TASK BRIEF
Count the lines in the data below that have "jira" in them, and reply with only that number.

=======

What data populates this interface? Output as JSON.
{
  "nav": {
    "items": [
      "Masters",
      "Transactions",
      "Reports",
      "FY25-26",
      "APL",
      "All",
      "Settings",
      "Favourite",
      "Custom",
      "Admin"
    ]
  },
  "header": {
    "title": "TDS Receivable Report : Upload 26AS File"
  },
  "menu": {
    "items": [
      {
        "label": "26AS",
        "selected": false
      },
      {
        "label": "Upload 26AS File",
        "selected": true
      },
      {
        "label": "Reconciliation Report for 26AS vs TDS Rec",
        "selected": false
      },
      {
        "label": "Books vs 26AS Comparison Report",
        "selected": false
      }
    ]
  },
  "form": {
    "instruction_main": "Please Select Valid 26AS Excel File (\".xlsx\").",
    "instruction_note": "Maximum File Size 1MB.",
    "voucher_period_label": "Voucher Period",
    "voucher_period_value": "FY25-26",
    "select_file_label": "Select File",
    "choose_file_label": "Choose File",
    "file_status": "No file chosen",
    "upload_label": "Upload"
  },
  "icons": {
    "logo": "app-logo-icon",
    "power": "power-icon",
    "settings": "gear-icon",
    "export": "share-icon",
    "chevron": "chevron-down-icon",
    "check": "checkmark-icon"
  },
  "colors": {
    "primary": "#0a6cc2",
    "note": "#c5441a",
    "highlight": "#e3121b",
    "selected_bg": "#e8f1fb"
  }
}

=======

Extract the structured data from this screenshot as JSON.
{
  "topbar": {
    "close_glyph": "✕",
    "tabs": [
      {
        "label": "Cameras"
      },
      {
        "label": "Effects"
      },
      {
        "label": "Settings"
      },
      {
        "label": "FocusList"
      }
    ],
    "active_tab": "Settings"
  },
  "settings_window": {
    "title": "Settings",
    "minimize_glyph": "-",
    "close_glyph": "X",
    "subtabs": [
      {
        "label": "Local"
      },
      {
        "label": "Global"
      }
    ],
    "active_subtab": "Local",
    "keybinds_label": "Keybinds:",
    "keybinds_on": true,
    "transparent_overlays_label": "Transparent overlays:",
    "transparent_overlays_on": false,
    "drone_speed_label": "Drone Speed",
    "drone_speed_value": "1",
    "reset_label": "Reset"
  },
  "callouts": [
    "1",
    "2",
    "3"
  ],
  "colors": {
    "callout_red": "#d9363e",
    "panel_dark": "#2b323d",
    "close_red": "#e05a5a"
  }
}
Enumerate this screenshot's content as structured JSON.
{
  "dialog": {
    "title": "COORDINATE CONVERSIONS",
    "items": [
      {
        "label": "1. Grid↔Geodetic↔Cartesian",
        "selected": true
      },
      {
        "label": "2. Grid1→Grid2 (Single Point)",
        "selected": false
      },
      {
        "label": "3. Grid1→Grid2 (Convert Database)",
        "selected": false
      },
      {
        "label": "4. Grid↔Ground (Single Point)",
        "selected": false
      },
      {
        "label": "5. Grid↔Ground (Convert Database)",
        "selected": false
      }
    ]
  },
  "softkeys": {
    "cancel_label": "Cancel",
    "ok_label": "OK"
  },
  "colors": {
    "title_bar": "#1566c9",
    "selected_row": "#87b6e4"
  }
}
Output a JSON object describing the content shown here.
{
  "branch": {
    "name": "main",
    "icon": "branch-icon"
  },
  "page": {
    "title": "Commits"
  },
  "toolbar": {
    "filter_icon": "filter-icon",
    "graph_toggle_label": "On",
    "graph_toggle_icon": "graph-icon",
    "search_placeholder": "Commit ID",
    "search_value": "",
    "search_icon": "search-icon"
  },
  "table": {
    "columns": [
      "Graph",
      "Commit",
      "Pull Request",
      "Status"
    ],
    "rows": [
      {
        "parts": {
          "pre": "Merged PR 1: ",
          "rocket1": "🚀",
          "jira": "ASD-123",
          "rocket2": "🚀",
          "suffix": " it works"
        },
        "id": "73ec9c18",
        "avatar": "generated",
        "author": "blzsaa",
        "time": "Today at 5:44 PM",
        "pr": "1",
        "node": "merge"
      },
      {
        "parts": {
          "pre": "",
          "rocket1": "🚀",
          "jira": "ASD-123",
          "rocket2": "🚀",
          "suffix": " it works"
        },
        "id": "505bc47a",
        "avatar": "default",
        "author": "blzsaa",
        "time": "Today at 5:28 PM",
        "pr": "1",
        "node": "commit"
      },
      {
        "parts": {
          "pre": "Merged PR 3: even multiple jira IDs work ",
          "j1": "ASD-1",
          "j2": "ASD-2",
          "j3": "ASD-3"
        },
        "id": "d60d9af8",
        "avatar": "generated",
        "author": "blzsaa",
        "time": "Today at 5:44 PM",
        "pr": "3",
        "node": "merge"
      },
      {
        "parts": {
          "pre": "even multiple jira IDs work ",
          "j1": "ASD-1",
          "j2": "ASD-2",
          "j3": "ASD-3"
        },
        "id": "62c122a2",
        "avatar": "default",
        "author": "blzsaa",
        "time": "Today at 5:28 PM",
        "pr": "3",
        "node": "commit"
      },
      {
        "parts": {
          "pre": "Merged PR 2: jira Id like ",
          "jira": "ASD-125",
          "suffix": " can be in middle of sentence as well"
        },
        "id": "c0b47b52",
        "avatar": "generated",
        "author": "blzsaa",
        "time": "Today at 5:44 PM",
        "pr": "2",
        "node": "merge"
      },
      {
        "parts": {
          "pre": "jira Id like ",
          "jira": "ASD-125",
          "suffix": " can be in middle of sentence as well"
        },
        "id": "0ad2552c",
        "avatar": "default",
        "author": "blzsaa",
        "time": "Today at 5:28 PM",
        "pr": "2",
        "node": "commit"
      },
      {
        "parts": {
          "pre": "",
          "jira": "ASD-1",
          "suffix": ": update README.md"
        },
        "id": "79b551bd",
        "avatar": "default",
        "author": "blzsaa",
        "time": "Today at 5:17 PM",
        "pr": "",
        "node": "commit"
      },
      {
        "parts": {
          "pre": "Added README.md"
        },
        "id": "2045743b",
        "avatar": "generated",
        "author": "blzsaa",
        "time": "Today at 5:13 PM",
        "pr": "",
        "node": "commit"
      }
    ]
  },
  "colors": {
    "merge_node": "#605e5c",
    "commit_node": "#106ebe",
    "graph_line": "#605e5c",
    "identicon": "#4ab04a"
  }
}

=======

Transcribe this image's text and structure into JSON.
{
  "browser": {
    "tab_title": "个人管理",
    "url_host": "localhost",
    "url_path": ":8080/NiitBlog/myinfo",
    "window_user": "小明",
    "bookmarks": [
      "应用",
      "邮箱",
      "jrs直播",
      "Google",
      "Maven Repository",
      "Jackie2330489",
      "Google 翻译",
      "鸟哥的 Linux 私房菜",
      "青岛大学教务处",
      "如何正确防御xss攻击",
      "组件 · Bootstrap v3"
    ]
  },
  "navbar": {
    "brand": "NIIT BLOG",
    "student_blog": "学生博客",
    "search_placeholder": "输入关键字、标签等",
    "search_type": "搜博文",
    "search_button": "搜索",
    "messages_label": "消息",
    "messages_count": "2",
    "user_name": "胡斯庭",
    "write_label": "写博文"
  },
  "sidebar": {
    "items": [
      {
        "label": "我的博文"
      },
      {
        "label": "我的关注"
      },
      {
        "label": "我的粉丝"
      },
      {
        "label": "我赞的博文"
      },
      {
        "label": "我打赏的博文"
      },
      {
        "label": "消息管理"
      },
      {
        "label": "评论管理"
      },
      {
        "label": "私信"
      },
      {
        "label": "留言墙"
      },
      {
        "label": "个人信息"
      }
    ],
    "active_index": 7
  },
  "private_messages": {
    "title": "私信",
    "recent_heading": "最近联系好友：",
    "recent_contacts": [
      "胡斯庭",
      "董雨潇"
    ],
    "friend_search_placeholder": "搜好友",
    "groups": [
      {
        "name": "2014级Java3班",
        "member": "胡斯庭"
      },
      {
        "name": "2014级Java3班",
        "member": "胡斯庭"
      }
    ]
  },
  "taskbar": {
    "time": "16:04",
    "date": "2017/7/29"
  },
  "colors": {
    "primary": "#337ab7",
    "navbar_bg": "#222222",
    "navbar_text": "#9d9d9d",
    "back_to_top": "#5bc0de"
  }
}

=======

OUTPUT BELOW
9